In 2011, smartphone users were introduced to mind-blowing features like Siri. However, they were also introduced to the major headache of mobile malware; and according to the following security experts, it will definitely continue to be a cause for concern in 2012.
“In the past, malware developers have concentrated on over 1 billion PCs in the world. However, as the number of mobile users has skyrocketed, smartphones have become an attractive target for malware producers. There are three motivations for malicious activity—fame, fortune and politics. We will see maturation in all areas, but we expect fortune-seekers to really come into their own in 2012.” – Kevin Mahaffey, Lookout Mobile Security’s chief technology officer.
“I know it’s a tad early for New Year predictions, but I’m going to beat the rush and make mine now: 2012 will be the year of mobile malware. That’s an easy prediction to make, because if you look at the numbers, 2011 was really the year of mobile malware, but only a handful of people have been paying close attention. Next year, you won’t be able to avoid hearing about it, and if you carry anything remotely ‘smart’ in your pocket—and you don’t carry adequate ‘protection’, as we used to say in high school—you may become a victim of it.” – Dan Tynan, writer at ITWorld.
“The mobile device, now the dominant technological tool in American enterprise, will become more dominant in 2012 and beyond. But it is not very secure, which puts users and the enterprises that employ them at greater risk. The combination of relative defenselessness and ubiquity means mobile devices will be an increasingly tempting target for attacks ranging from spyware to rogue applications. IBM’s IT security research team, X-Force, predicts 33 software exploits targeting mobile devices in 2012. That may sound small, but it is double the number released in the previous 12 months.” Taylor Armerding, writer at PC World.
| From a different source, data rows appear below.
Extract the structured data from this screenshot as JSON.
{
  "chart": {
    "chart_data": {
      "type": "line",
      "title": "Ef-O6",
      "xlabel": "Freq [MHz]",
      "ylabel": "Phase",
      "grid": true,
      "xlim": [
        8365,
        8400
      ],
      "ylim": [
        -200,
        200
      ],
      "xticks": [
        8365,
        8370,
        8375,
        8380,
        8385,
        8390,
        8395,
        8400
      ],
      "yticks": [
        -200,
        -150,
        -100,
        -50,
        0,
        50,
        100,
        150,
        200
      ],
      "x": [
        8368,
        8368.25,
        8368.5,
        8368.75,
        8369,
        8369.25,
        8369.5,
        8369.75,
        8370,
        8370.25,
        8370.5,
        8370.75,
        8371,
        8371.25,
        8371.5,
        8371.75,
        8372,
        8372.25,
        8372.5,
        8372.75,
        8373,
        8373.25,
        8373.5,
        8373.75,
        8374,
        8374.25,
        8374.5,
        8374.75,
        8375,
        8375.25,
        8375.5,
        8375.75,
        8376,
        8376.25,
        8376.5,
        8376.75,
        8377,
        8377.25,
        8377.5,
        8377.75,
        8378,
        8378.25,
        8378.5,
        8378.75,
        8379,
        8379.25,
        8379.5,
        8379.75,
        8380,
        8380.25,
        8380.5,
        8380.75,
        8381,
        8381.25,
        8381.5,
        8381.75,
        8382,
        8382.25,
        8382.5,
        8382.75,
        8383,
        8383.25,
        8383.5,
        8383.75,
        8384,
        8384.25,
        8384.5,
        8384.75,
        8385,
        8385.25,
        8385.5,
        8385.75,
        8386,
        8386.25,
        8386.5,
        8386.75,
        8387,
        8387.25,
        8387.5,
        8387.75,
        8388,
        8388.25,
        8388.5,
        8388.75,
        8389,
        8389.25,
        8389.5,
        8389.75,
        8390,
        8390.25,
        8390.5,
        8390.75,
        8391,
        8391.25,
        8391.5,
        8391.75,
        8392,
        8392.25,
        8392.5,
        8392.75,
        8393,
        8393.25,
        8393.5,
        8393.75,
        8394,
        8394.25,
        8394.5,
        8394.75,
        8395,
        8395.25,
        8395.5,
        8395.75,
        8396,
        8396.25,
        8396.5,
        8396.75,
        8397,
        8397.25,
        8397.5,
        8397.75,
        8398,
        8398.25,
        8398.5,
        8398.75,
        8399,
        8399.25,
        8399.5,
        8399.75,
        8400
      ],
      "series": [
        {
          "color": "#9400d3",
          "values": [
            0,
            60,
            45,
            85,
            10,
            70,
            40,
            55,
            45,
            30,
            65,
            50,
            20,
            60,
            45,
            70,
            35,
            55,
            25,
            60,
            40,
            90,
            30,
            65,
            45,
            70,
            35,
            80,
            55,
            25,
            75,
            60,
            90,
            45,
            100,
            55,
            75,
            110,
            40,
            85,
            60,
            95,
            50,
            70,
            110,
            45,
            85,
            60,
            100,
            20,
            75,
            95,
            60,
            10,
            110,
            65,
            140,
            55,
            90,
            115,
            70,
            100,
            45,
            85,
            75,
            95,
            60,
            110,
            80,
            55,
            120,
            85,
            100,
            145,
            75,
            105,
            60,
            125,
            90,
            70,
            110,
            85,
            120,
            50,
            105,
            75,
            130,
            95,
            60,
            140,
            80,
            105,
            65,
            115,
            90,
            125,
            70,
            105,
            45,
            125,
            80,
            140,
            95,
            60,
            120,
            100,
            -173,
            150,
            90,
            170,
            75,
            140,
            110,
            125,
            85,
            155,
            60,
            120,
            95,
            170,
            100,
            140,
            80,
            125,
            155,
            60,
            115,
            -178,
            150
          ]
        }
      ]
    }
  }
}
What do you think? Will mobile malware be one of the biggest security threats next year?